U.S. buys water to protect minnow

July 14, 2006

The U.S. Bureau of Reclamation is buying water from Santa Fe, N.M., to protect the endangered silvery minnow swimming in the Rio Grande.

The agency, a division of the U.S. Department of the Interior, agreed to purchase the water to meet requirements set by the U.S. Fish and Wildlife Service on how much water must flow in the river to ensure the tiny minnow's survival, the Santa Fe New Mexican newspaper reports.

Flows in the Rio Grande are about 35 percent of normal due to a drought.

The bureau purchased 2,500 acre-feet of Santa Fe's water and will release it in the next few months, the newspaper said. An acre-foot is the volume of water needed to cover 1 acre of surface area to a depth of 1 foot.
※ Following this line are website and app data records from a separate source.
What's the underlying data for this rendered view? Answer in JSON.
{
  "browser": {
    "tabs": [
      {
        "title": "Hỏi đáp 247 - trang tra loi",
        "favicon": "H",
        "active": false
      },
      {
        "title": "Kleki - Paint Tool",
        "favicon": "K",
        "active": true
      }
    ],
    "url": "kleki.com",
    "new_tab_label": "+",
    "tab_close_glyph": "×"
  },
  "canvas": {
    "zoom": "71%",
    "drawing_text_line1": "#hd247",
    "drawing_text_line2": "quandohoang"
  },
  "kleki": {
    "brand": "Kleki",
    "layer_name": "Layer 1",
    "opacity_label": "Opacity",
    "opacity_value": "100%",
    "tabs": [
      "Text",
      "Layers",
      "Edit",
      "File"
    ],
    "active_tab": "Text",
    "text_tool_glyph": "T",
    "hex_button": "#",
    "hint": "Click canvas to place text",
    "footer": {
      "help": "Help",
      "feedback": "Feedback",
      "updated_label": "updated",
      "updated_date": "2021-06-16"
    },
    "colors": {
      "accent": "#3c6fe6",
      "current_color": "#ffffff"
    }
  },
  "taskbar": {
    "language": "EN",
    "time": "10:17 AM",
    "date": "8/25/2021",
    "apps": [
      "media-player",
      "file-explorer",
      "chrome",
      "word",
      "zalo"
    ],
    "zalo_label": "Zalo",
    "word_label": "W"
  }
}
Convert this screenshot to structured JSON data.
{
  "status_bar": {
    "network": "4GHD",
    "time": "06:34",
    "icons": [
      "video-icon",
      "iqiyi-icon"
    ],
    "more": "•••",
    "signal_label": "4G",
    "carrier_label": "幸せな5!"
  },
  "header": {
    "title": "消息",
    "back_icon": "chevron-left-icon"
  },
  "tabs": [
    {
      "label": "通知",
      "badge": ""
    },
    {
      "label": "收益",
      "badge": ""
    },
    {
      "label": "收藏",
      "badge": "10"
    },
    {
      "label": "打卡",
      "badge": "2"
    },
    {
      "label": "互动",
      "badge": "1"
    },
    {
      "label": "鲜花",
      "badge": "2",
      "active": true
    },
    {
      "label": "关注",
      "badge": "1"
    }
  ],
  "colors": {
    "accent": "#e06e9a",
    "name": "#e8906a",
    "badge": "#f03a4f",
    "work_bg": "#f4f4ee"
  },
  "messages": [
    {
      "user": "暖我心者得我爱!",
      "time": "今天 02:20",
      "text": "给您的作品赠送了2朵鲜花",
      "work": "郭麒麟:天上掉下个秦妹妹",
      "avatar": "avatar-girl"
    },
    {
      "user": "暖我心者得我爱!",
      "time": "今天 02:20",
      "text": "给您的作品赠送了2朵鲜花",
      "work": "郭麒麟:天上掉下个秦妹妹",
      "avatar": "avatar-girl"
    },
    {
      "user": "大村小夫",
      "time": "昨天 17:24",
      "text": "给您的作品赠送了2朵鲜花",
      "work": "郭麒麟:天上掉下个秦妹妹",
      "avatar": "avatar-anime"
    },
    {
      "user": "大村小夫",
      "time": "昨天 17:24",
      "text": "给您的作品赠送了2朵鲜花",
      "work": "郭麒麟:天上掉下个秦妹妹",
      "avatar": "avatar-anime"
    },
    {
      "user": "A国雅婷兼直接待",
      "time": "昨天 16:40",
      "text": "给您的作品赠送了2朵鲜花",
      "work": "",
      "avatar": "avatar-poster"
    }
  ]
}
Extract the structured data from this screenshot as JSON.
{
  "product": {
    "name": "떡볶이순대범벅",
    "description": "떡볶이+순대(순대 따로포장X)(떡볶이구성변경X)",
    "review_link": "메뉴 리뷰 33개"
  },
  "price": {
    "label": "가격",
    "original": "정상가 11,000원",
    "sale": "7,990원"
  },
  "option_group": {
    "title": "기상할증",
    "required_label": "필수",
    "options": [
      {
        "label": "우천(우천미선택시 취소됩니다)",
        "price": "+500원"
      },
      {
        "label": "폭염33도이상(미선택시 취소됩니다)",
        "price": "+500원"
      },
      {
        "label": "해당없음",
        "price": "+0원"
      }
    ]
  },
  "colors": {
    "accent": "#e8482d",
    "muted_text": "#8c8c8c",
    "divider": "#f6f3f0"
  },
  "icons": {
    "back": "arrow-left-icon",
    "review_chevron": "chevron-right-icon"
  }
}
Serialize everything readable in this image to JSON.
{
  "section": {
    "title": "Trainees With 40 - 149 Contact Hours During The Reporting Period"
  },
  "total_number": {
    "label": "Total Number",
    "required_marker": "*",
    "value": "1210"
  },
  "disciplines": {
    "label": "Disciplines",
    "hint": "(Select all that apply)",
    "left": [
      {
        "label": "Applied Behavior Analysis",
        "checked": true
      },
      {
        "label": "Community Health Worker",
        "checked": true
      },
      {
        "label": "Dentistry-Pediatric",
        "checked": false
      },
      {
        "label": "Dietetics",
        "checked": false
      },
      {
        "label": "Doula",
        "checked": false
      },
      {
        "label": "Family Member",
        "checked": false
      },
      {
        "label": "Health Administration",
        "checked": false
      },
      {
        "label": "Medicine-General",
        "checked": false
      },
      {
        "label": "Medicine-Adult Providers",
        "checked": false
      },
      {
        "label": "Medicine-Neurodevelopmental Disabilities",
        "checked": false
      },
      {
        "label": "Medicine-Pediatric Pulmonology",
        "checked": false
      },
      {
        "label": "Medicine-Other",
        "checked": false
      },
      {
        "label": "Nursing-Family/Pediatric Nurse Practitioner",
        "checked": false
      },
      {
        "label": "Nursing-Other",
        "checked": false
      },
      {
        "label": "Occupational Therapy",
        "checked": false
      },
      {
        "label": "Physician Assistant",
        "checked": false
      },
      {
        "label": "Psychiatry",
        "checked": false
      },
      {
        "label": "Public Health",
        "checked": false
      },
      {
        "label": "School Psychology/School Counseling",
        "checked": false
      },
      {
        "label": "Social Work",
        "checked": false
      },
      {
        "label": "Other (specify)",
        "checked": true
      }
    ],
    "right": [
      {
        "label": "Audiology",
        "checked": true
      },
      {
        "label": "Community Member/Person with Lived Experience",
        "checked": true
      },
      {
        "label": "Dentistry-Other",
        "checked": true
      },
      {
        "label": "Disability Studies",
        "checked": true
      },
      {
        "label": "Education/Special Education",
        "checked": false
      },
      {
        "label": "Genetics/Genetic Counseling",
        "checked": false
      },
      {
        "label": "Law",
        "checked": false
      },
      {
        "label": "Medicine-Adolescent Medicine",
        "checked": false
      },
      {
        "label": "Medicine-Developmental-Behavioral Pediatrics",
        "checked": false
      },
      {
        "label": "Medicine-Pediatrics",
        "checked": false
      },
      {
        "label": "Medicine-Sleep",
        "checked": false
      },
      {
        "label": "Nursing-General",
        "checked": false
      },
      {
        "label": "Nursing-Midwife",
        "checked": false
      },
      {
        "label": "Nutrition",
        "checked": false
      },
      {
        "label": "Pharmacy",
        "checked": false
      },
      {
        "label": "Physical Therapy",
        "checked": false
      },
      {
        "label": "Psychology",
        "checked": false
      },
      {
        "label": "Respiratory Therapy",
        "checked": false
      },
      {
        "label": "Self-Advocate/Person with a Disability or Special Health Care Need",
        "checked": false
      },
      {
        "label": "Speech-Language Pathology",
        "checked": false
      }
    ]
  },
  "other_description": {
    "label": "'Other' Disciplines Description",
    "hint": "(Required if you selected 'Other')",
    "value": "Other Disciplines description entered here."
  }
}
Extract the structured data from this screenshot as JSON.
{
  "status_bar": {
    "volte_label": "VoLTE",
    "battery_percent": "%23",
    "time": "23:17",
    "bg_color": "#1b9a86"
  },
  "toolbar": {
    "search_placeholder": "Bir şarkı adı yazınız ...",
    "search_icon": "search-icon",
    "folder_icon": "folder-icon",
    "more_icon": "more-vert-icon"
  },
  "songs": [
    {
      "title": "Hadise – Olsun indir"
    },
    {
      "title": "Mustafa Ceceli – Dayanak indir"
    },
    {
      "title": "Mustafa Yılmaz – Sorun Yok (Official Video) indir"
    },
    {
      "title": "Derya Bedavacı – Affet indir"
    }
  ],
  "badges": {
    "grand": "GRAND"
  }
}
It is equal to about 326,000 gallons. Purchasing 2,500 acre-feet means purchasing more than 8 million gallons of water.

The Rio Grande silvery minnow needs a certain flow for spawning, larvae dispersal and migration, biologists told the newspaper.

Copyright 2006 by United Press International

Explore further: NASA tracking Hurricane Maria on Bahamas approach

Related Stories

NASA tracking Hurricane Maria on Bahamas approach

September 22, 2017

NASA-NOAA's Suomi NPP satellite provided a look at Maria's temperatures to find the strongest sides of the storm, while NOAA's GOES satellite revealed the extent of the storm in a visible image as it moved toward the Bahamas.

Los Alamos evacuation order lifted; 12,000 go home

July 3, 2011

(AP) -- A smattering of summer rain gave a boost to firefighters battling a huge forest fire near Los Alamos, giving authorities enough confidence to allow about 12,000 people to return home for the first time in nearly ...

Biologist gets a squid's eye view (w/ video)

March 29, 2013

(Phys.org) —Pursuing the misunderstood Humboldt squid, Hopkins Marine Station's William Gilly has strapped video cameras and electronic sensors to the animals, exhaustively analyzed their habitats, tracked them with sonar ...

Tiny vampires

May 26, 2016

Vampires are real, and they've been around for millions of years. At least, the amoebae variety has. So suggests new research from UC Santa Barbara paleobiologist Susannah Porter.

Recommended for you

Climate change made Harvey rainfall 15 percent more intense

December 14, 2017

A team of scientists from World Weather Attribution, including researchers from Rice University and other institutions in the United States and Europe, have found that human-caused climate change made the record rainfall ...

East Antarctic Ice Sheet has history of instability

December 13, 2017

The East Antarctic Ice Sheet locks away enough water to raise sea level an estimated 53 meters (174 feet), more than any other ice sheet on the planet. It's also thought to be among the most stable, not gaining or losing ...

Hydraulic fracturing negatively impacts infant health

December 13, 2017

From North Dakota to Ohio to Pennsylvania, hydraulic fracturing, also known as fracking, has transformed small towns into energy powerhouses. While some see the new energy boom as benefiting the local economy and decreasing ...

0 comments

Please sign in to add a comment. Registration is free, and takes less than a minute. Read more

Click here to reset your password.
Sign in to get notified via email when new comments are made.